Still, "de Young" and "black power" in the same sentence just sounds weird. It’s the same museum where the ever-controversial and influential Dede Wilsey stepped down from her role as president and chair of the board of trustees that oversees the museum (as well as its neighboring fine arts establishment, the Legion of Honor) earlier this year. Wilsey, an investor in the arts and a donor to the Republican party, still remains involved in the museum as chair emerita.

“If you know anything about the de Young, this is the most culturally black thing I’ve seen them do," says Jahi of Public Enemy Radio, one of the curators of the Nov. 9 block party.

Jahi, who's called the Bay Area home for 20 years, tells me that from his own experience and that of the many musicians he knows, "I know a lot of the struggles people face when it comes to getting on a big stage out here.” Often, he adds, local talent will usually only be used as an opening act for national or international artists, especially at major venues like a world-renowned museum.

Aneesa Strings and an upright bass bond at Oaktown Jazz Workshops
Aneesa Strings is among the performers at the de Young's free kickoff party for 'Soul of a Nation' on Nov. 9. (Pendarvis Harshaw/ KQED)

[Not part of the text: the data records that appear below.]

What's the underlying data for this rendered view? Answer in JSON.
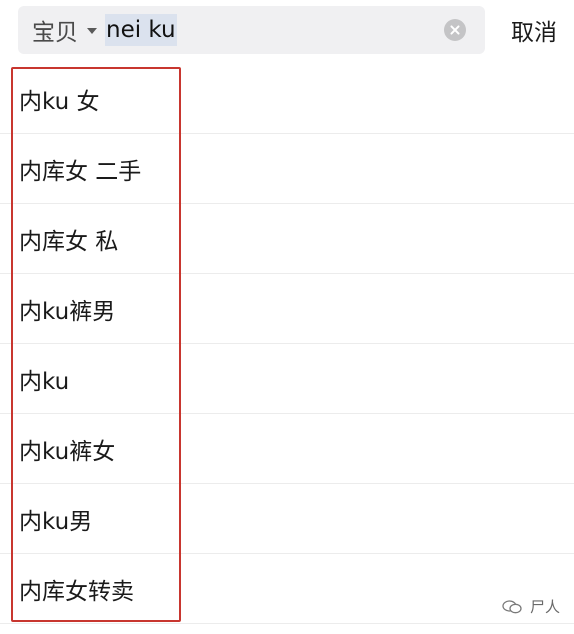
{
  "search": {
    "scope_label": "宝贝",
    "query": "nei ku",
    "cancel_label": "取消"
  },
  "suggestions": [
    "内ku 女",
    "内库女 二手",
    "内库女 私",
    "内ku裤男",
    "内ku",
    "内ku裤女",
    "内ku男",
    "内库女转卖"
  ],
  "watermark": {
    "text": "尸人",
    "icon": "wechat-icon"
  },
  "colors": {
    "highlight": "#c8362f",
    "search_bg": "#f0f0f2",
    "selection": "#dbe2ee"
  }
}
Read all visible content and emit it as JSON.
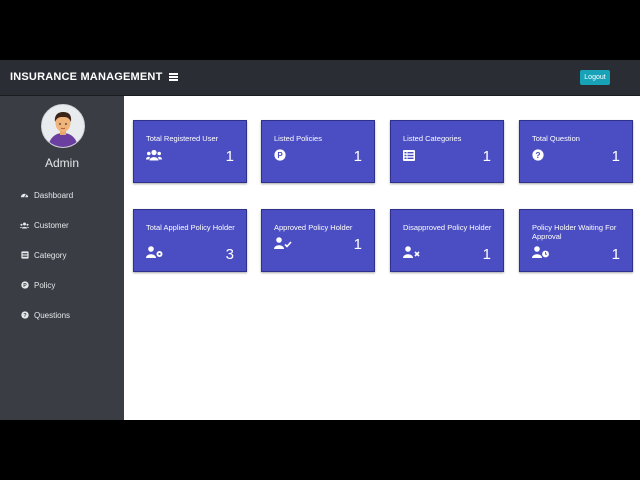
{
  "header": {
    "title": "INSURANCE MANAGEMENT",
    "logout_label": "Logout"
  },
  "sidebar": {
    "user_name": "Admin",
    "items": [
      {
        "label": "Dashboard",
        "icon": "tachometer-icon"
      },
      {
        "label": "Customer",
        "icon": "users-icon"
      },
      {
        "label": "Category",
        "icon": "list-icon"
      },
      {
        "label": "Policy",
        "icon": "p-circle-icon"
      },
      {
        "label": "Questions",
        "icon": "question-circle-icon"
      }
    ]
  },
  "cards": [
    {
      "title": "Total Registered User",
      "value": "1",
      "icon": "users-icon"
    },
    {
      "title": "Listed Policies",
      "value": "1",
      "icon": "p-circle-icon"
    },
    {
      "title": "Listed Categories",
      "value": "1",
      "icon": "list-icon"
    },
    {
      "title": "Total Question",
      "value": "1",
      "icon": "question-circle-icon"
    },
    {
      "title": "Total Applied Policy Holder",
      "value": "3",
      "icon": "user-gear-icon"
    },
    {
      "title": "Approved Policy Holder",
      "value": "1",
      "icon": "user-check-icon"
    },
    {
      "title": "Disapproved Policy Holder",
      "value": "1",
      "icon": "user-x-icon"
    },
    {
      "title": "Policy Holder Waiting For Approval",
      "value": "1",
      "icon": "user-clock-icon"
    }
  ],
  "colors": {
    "topbar": "#2a2d33",
    "sidebar": "#3a3d44",
    "card": "#4b4ec2",
    "logout": "#17a2b8"
  }
}
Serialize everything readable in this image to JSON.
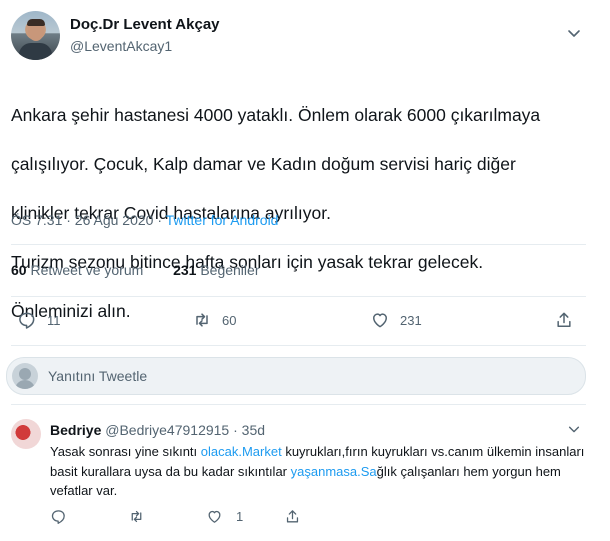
{
  "tweet": {
    "author_name": "Doç.Dr Levent Akçay",
    "author_handle": "@LeventAkcay1",
    "text_lines": [
      "Ankara şehir hastanesi 4000 yataklı. Önlem olarak 6000 çıkarılmaya",
      "çalışılıyor. Çocuk, Kalp damar ve Kadın doğum servisi hariç diğer",
      "klinikler tekrar Covid hastalarına ayrılıyor.",
      "Turizm sezonu bitince hafta sonları için yasak tekrar gelecek.",
      "Önleminizi alın."
    ],
    "timestamp": "ÖS 7:31 · 26 Ağu 2020 · ",
    "source_app": "Twitter for Android",
    "stats": {
      "retweets_count": "60",
      "retweets_label": " Retweet ve yorum",
      "likes_count": "231",
      "likes_label": " Beğeniler"
    },
    "actions": {
      "reply_count": "11",
      "retweet_count": "60",
      "like_count": "231"
    }
  },
  "reply_box": {
    "placeholder": "Yanıtını Tweetle"
  },
  "reply": {
    "author_name": "Bedriye",
    "author_handle": "@Bedriye47912915",
    "time": "· 35d",
    "text_part1": "Yasak sonrası yine sıkıntı ",
    "link1": "olacak.Market",
    "text_part2": " kuyrukları,fırın kuyrukları vs.canım ülkemin insanları basit kurallara uysa da bu kadar sıkıntılar ",
    "link2": "yaşanmasa.Sa",
    "text_part3": "ğlık çalışanları hem yorgun hem vefatlar var.",
    "actions": {
      "like_count": "1"
    }
  },
  "colors": {
    "accent": "#1d9bf0",
    "secondary_text": "#536471",
    "divider": "#e6ecf0"
  },
  "icons": [
    "chevron-down-icon",
    "reply-icon",
    "retweet-icon",
    "heart-icon",
    "share-icon"
  ]
}
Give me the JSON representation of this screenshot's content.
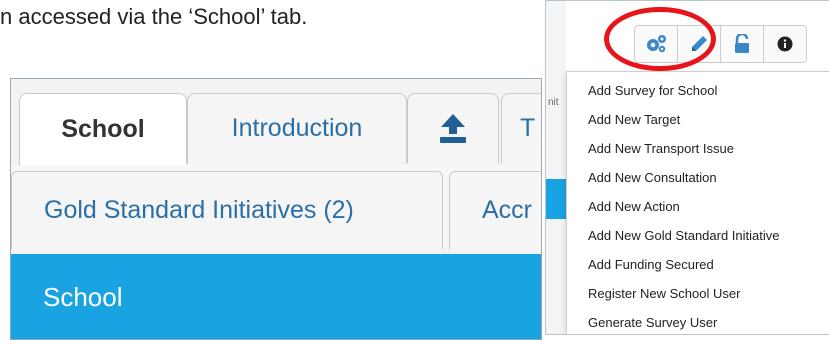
{
  "document": {
    "text": "n accessed via the ‘School’ tab."
  },
  "left_panel": {
    "tabs": [
      {
        "label": "School",
        "active": true
      },
      {
        "label": "Introduction",
        "active": false
      },
      {
        "icon": "upload-icon"
      },
      {
        "label": "T",
        "active": false
      }
    ],
    "subtabs": [
      {
        "label": "Gold Standard Initiatives (2)"
      },
      {
        "label": "Accr"
      }
    ],
    "section_title": "School"
  },
  "right_panel": {
    "side_text": "nit",
    "toolbar": [
      {
        "icon": "gears-icon",
        "color": "#3a87c9"
      },
      {
        "icon": "pencil-icon",
        "color": "#3a87c9"
      },
      {
        "icon": "unlock-icon",
        "color": "#3a87c9"
      },
      {
        "icon": "info-icon",
        "color": "#222222"
      }
    ],
    "highlight_color": "#e8141b",
    "menu_items": [
      "Add Survey for School",
      "Add New Target",
      "Add New Transport Issue",
      "Add New Consultation",
      "Add New Action",
      "Add New Gold Standard Initiative",
      "Add Funding Secured",
      "Register New School User",
      "Generate Survey User"
    ]
  },
  "colors": {
    "accent_blue": "#1aa3e3",
    "link_blue": "#2a6fa8"
  }
}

So, when he was given the opportunity, “I just booked all of the great Bay Area artists I could think of," Jahi says. "To see them all on the same bill, on the same day, man! I just wanted to create something that I'd look at and say, 'I'll take the family and be there all day.'”

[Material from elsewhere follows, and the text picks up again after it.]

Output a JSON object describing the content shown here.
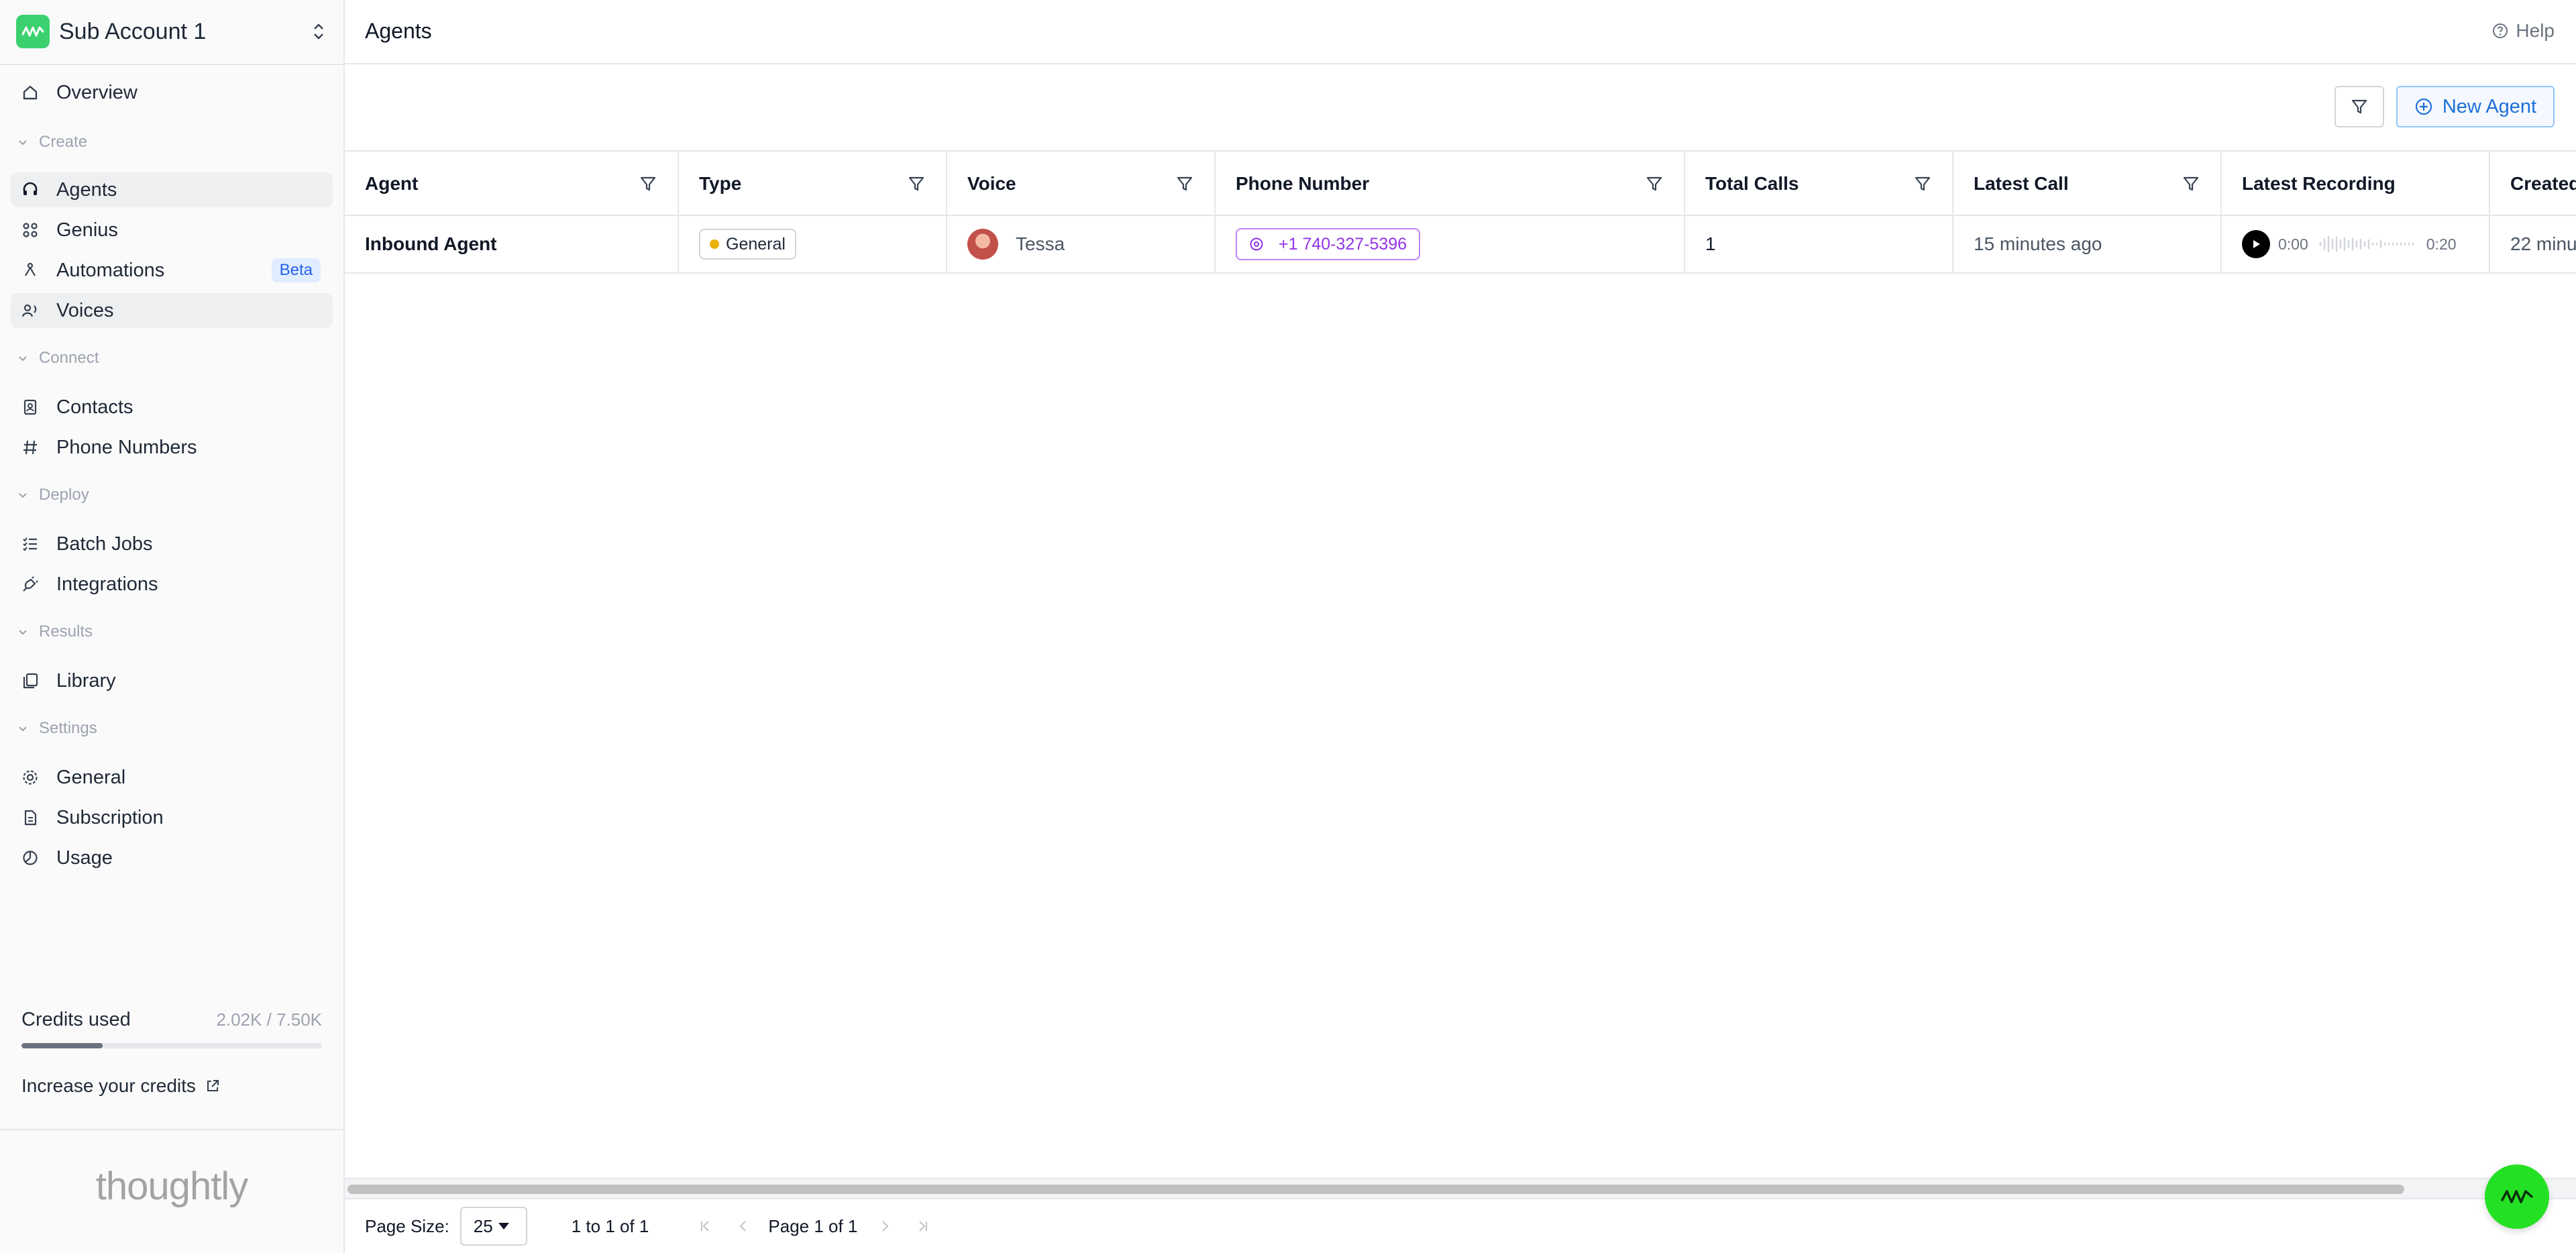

Beyond the local kickoff, scheduled events during the exhibition's 18-week run are also curated by Bay Area artists and activists. On Dec. 14, Bay Area legends Souls of Mischief perform and screen their documentary film, 'Til Infinity, by Shomari Smith. On Feb. 8, Ericka Huggins, former head of the Black Panther Party's school, leads a workshop in a reconstructed Party school classroom, complete with archival texts and lesson plans. On Feb. 15, Fredrika Newton, widow of the late Huey P. Newton, speaks at the museum about love.


“I'll be giving a talk that’s really a fireside chat,” Newton tells me over the phone. “This will be a glimpse at Huey and I, our story together—with the theme being love.” (Not only is Newton's talk coming one day after Valentines Day, it’s also two days before what would have been Huey P. Newton’s birthday.)

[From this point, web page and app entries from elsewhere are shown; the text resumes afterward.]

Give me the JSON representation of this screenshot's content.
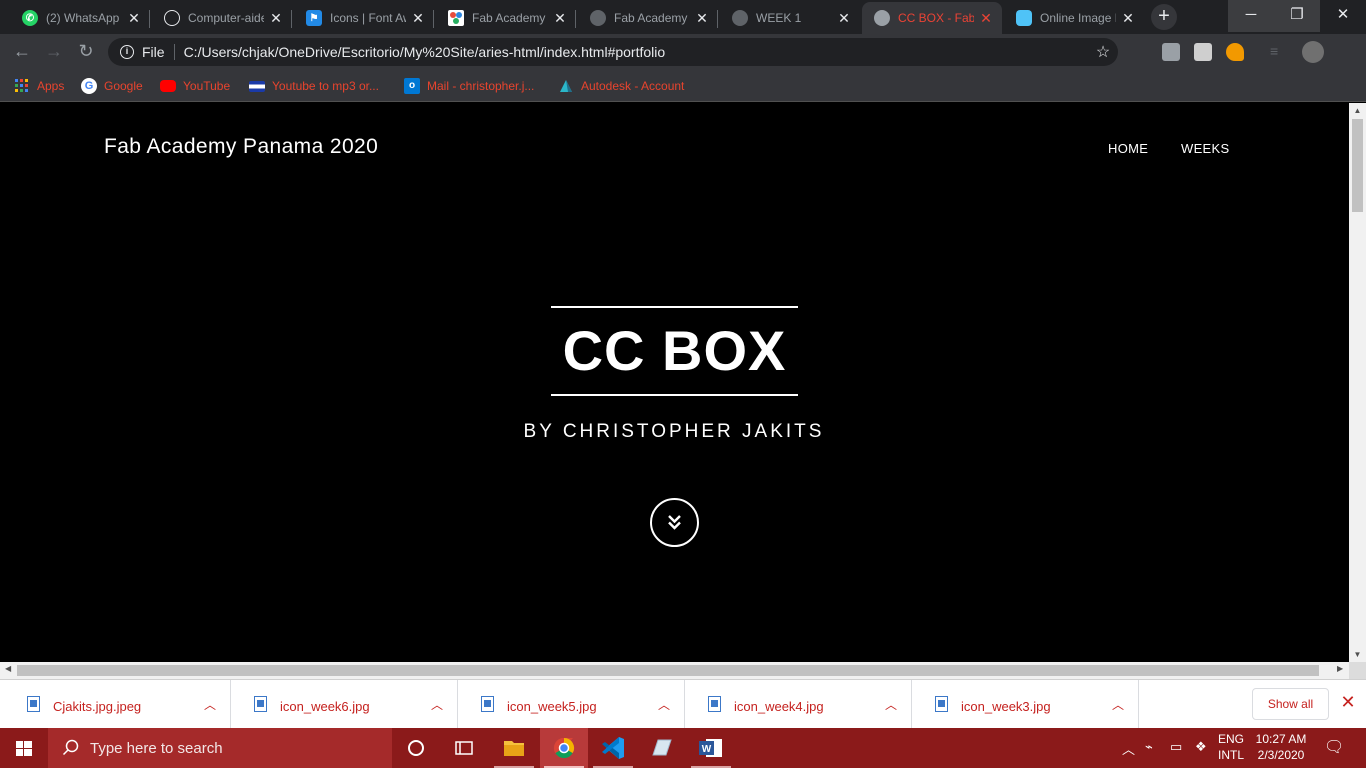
{
  "browser": {
    "tabs": [
      {
        "title": "(2) WhatsApp",
        "favicon": "whatsapp-icon",
        "color": "#25d366"
      },
      {
        "title": "Computer-aided",
        "favicon": "github-icon",
        "color": "#e8eaed"
      },
      {
        "title": "Icons | Font Awesome",
        "favicon": "font-awesome-icon",
        "color": "#228ae6"
      },
      {
        "title": "Fab Academy",
        "favicon": "fab-academy-icon",
        "color": "#e74c3c"
      },
      {
        "title": "Fab Academy",
        "favicon": "globe-icon",
        "color": "#5f6368"
      },
      {
        "title": "WEEK 1",
        "favicon": "globe-icon",
        "color": "#5f6368"
      },
      {
        "title": "CC BOX - Fab Academy",
        "favicon": "globe-icon",
        "color": "#9aa0a6",
        "active": true
      },
      {
        "title": "Online Image Editor",
        "favicon": "cloud-icon",
        "color": "#4fc3f7"
      }
    ],
    "omnibox": {
      "scheme": "File",
      "url": "C:/Users/chjak/OneDrive/Escritorio/My%20Site/aries-html/index.html#portfolio"
    },
    "bookmarks": [
      {
        "label": "Apps",
        "icon": "apps-grid-icon"
      },
      {
        "label": "Google",
        "icon": "google-icon"
      },
      {
        "label": "YouTube",
        "icon": "youtube-icon"
      },
      {
        "label": "Youtube to mp3 or...",
        "icon": "flag-icon"
      },
      {
        "label": "Mail - christopher.j...",
        "icon": "outlook-icon"
      },
      {
        "label": "Autodesk - Account",
        "icon": "autodesk-icon"
      }
    ]
  },
  "page": {
    "brand": "Fab Academy Panama 2020",
    "nav": [
      "HOME",
      "WEEKS"
    ],
    "hero_title": "CC BOX",
    "hero_subtitle": "BY CHRISTOPHER JAKITS"
  },
  "downloads": {
    "items": [
      "Cjakits.jpg.jpeg",
      "icon_week6.jpg",
      "icon_week5.jpg",
      "icon_week4.jpg",
      "icon_week3.jpg"
    ],
    "show_all": "Show all"
  },
  "taskbar": {
    "search_placeholder": "Type here to search",
    "lang_top": "ENG",
    "lang_bottom": "INTL",
    "time": "10:27 AM",
    "date": "2/3/2020"
  },
  "colors": {
    "taskbar": "#8b1a1a",
    "download_text": "#c5221f",
    "active_tab_text": "#ea4335"
  }
}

Mrs. Newton says people can expect “a first person story—this iconic figure was more than a one-dimensional character. He was a family man. When people become iconic, they’re held to an impossible standard, and he gets seen as infallible. This is a human piece of him. That’s the person I knew and loved. I didn’t know the man in the wicker chair. I didn’t even have a wicker chair,” Newton says, with a laugh.

“It also gives us a chance to talk about what the foundation is doing,” adds Newton, mentioning that the Dr. Huey P. Newton Foundation is currently working to establish a museum of its own, a traveling exhibition and a permanent monument to the Black Panther Party somewhere in Oakland.

Herb Robinson, 'Brother and Sister,' 1973.
Herb Robinson, 'Brother and Sister,' 1973. (© Herb Robinson, Image courtesy the artist)

One thing is sure: there's clearly a hunger for exhibitions and programming like Soul of a Nation. Three years ago, when the Oakland Museum of California hosted a Black Panther Party exhibition, All Power to the People: Black Panthers at 50, the museum saw the highest amount of traffic it ever had for an exhibition, with a total of 84,000 visitors.

Let's hope other fine arts institutions take note.